If a motorist cannot pass with three feet clearance, he must slow down to a reasonable and prudent speed before passing.  In other words, no tailgating or reckless passing is allowed.  This is critical as 40% of all fatal crashes between a bicyclist and a motorist are caused by collisions from behind.

So what does this mean when riding the streets?  Let’s walk through a few scenarios that allow you to enforce the law.

Assuming you’re riding single file and no bicycle lane exists.  In theory, any bus or vehicle that “buzzes” you or fails to decelerate before safely passing can be cited.  This clarification in the law is helpful because motorists often misjudge distance between their vehicle mirrors or a bicyclist’s speed when passing the bicyclist.  Instead of allowing to pass at a “safe distance without interfering with the over taken bicyclist” under CVC 21750, the new statute adds objectivity, a yard stick if you will, to the distance. 

Bicyclists know how frightening it can be to be nearly side-swiped (or buzzed) by a passing bus or a large vehicle.  Bus violations can be proven by recording the license plate, bus number, route and time.  Newer busses have windshield and side-mounted digital cameras as well as Zonar GPS data systems and black box electronics that record driving patterns.  If you are “buzzed” by a bus or if you witness a clear violation and have a witness to corroborate your story, write North County Transit or First Transit and demand the violation be placed in the driver’s personnel file.  Ultimately, these entities become liable for negligent retention of bad drivers.

A reasonable interpretation of the new statute is that the three-foot law may be applied when a motor vehicle unsafely passes a bicyclist, as well as when the motorist repositions himself into a lane.  A common situation arises when the motorist begins a pass, then prematurely moves back into the lane but fails to correctly judge the vehicle’s right rear quarter panel in relation to the bicyclist.

A three foot violation may also occur when the motorist fails to correctly estimate the speed of the bicyclist he passes, and then makes an illegal “right-hook” turn in front of a bicyclist.

In each of these cases, the new three-foot law is triggered in conjunction with other Vehicle Code violations, including unsafe turning movements and violating the right of way of the bicyclist.  Remember, bicyclists have the same rights and duties as a motorist, so it helps if the bicyclist is law-abiding when asserting his rights.  This includes lawfully riding as far to the right as practicable and not unreasonably impeding traffic behind you.

The legal effect of such Vehicle Code violations is to create a presumption of negligence when alleged in a negligence lawsuit.  This is a powerful tool in litigation because fault becomes easier to prove.

Another way to prove a three-foot violation, (besides using a Go-Pro or Contour helmet video camera or credible witnesses), is documenting physical evidence such as a scratch, dent, or a paint transfer on a motor vehicle to establish the vehicle’s unsafe position.  This proves a violation when the motorist is in denial.

Many expert Accident Reconstructionists also look for gouge marks in the roadway that correspond to scrapes on bicycle parts.

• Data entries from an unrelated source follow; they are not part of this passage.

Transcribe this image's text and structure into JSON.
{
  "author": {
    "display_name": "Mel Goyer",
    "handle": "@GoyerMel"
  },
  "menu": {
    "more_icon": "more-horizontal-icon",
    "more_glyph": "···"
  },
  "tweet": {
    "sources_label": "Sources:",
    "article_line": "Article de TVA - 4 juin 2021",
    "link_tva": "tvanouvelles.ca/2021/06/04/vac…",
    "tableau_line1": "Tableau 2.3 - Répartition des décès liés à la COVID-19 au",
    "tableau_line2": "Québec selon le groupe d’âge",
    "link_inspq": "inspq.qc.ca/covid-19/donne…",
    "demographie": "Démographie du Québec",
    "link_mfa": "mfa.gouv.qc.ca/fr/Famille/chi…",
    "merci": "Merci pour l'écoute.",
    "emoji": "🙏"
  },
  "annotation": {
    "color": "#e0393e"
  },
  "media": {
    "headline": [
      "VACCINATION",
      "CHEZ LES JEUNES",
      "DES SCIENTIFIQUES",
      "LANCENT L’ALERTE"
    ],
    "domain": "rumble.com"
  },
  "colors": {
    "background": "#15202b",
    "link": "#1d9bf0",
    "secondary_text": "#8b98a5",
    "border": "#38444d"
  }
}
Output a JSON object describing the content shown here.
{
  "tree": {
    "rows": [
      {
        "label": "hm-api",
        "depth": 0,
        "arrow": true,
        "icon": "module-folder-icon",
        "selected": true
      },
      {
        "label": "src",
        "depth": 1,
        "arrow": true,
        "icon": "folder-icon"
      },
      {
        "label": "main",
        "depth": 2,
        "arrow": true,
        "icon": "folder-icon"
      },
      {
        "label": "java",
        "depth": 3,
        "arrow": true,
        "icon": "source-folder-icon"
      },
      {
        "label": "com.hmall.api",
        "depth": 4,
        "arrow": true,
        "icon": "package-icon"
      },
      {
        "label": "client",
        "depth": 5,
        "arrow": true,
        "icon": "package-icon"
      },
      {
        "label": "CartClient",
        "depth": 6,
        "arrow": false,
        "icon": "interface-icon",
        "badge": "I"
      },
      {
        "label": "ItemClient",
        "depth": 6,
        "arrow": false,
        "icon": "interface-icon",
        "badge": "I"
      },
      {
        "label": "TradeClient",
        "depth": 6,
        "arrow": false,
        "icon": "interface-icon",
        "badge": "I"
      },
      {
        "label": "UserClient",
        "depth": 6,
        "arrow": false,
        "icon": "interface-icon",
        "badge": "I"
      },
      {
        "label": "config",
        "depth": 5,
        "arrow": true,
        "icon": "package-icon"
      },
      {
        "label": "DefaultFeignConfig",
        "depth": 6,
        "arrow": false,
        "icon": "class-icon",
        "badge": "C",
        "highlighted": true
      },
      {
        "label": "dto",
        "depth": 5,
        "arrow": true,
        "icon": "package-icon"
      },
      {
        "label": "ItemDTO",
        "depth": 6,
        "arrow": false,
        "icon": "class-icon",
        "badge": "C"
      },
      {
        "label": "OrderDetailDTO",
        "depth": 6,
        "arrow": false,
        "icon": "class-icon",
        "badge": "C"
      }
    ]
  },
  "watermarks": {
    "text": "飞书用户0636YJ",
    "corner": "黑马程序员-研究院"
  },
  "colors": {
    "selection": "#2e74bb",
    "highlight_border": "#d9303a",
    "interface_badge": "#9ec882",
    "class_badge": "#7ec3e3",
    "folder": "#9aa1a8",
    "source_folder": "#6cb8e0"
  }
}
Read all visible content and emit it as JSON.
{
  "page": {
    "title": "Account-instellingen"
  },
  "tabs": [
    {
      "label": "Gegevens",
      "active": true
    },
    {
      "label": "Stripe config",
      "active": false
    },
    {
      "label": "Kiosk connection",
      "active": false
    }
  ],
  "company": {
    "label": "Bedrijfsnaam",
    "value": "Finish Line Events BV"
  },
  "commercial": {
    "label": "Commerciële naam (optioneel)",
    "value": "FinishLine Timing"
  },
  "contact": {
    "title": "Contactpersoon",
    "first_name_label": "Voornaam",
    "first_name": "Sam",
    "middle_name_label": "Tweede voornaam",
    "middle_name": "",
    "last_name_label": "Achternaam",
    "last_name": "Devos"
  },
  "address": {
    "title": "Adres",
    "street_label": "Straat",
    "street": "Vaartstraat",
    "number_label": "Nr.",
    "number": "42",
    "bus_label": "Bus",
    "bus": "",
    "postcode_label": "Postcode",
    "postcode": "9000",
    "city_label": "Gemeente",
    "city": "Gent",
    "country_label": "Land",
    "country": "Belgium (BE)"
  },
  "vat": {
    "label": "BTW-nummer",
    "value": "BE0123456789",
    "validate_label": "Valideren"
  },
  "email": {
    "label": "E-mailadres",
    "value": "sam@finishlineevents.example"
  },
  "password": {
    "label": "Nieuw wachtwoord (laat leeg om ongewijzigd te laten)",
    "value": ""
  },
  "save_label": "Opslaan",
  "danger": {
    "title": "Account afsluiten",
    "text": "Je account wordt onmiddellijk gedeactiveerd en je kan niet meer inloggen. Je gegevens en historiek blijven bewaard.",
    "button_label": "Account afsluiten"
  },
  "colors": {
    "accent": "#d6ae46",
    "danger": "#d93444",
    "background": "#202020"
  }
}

Again, this shows the location of initial impact, thereby proving a violation of unsafe passing statutes.

This law has further legal ramifications.  Violators can suffer DMV points which implicate the negligent operator suspension laws.  Too many points means the loss of license.  If caught driving on a suspended license, the result is a misdemeanor with large fines and jail potential.

Should the crash be serious enough, the violator may also undergo a license re-exam, initiated by a reporting bicyclist or officer.  (See my article “DMV Justice – Motor Vehicle Re-Examination Process” explaining that procedure.)

In the end, this new three-foot law helps limit the defenses that insurance companies and violators can use to escape responsibility.  I hope the above analysis will assist you in obtaining justice and ensure that motor vehicles safely share the road with us.

Mr. Duquette has 30 years of Experience serving the Bicycling Community and has successfully settled and tried to Jury Verdict numerous cases. Visit for informative articles on Bicyclist Rights or give him a call at 760.730.0500, as he’s always happy to discuss your case free of charge.